** EXERCISE GOAL **
If a line of the data below holds the string "this", copy it.

Items listed in a dataset:
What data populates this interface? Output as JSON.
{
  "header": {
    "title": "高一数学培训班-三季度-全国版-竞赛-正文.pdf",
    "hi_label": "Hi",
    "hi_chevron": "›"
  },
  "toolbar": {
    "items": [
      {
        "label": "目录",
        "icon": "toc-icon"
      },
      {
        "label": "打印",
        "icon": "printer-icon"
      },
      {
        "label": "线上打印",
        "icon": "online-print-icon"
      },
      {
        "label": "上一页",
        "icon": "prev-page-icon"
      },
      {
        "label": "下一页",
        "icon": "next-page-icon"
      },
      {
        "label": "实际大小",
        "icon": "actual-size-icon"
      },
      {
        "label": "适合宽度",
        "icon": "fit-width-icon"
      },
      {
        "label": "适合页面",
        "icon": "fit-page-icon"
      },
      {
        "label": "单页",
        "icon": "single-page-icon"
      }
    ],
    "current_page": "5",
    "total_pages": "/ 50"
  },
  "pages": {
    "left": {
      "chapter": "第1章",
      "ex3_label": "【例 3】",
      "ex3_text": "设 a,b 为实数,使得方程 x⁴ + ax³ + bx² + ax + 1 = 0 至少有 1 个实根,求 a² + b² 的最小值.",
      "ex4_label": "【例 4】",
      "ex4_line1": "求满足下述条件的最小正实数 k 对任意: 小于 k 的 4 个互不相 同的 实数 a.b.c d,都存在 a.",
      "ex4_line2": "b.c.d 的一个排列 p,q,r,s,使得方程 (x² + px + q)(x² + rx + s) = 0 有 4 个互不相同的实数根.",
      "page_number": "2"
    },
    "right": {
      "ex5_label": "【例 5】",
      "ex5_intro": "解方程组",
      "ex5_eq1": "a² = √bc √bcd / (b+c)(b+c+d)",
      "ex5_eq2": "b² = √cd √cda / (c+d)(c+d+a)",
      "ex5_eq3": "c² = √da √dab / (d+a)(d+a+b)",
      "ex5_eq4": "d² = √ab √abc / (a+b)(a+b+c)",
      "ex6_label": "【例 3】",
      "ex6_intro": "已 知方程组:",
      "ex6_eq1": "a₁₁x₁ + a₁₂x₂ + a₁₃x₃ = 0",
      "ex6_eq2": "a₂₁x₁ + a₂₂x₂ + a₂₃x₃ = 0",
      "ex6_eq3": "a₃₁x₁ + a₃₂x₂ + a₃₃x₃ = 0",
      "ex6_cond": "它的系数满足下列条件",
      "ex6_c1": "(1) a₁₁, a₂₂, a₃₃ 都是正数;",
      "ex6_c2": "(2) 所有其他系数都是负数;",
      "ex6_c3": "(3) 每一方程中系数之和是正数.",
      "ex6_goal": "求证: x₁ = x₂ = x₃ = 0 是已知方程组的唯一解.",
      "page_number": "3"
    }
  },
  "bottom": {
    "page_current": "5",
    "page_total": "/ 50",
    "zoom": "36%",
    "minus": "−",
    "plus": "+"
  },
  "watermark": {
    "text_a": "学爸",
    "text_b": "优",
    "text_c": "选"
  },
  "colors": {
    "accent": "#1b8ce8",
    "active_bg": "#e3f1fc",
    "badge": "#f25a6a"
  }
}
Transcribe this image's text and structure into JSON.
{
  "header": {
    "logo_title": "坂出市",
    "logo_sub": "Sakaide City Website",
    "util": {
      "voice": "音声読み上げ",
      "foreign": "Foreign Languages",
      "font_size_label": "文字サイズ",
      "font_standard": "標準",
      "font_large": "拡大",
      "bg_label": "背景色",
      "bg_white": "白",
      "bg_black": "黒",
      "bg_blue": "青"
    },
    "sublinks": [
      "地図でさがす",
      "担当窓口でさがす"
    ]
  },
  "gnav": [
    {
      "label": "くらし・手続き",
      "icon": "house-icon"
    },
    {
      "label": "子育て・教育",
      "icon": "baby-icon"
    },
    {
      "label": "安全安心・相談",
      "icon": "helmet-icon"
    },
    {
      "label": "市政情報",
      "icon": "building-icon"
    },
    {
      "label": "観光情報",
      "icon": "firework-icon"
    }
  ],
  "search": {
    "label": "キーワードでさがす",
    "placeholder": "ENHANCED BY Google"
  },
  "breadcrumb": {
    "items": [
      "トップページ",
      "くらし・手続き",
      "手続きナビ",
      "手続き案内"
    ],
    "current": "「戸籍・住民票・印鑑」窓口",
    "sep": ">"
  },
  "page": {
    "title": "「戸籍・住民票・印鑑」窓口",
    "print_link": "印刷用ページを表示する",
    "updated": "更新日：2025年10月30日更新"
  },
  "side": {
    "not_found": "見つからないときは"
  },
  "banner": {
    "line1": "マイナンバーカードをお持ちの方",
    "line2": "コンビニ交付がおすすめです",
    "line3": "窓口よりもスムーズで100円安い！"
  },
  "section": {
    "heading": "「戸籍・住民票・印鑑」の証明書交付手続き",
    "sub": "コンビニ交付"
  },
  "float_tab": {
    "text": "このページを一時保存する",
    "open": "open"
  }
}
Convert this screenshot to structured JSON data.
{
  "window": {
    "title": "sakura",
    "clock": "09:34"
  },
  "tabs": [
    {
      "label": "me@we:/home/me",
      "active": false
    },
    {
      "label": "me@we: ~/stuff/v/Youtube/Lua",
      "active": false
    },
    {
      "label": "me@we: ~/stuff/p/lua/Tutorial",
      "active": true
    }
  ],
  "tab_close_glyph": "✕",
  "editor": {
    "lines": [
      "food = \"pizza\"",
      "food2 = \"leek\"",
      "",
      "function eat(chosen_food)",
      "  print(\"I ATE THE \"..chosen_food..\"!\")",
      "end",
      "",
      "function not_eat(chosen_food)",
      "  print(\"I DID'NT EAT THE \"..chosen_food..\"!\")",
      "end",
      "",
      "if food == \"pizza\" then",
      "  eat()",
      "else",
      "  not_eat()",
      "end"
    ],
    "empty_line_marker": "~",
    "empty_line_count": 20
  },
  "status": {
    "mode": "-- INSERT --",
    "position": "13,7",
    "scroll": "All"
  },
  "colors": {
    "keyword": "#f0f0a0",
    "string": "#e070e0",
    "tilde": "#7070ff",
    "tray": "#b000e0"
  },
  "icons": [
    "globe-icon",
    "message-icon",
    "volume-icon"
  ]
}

** ANSWER BOX **
What data populates this interface? Output as JSON.
Transcribe this image's text and structure into JSON.
Convert this screenshot to structured JSON data.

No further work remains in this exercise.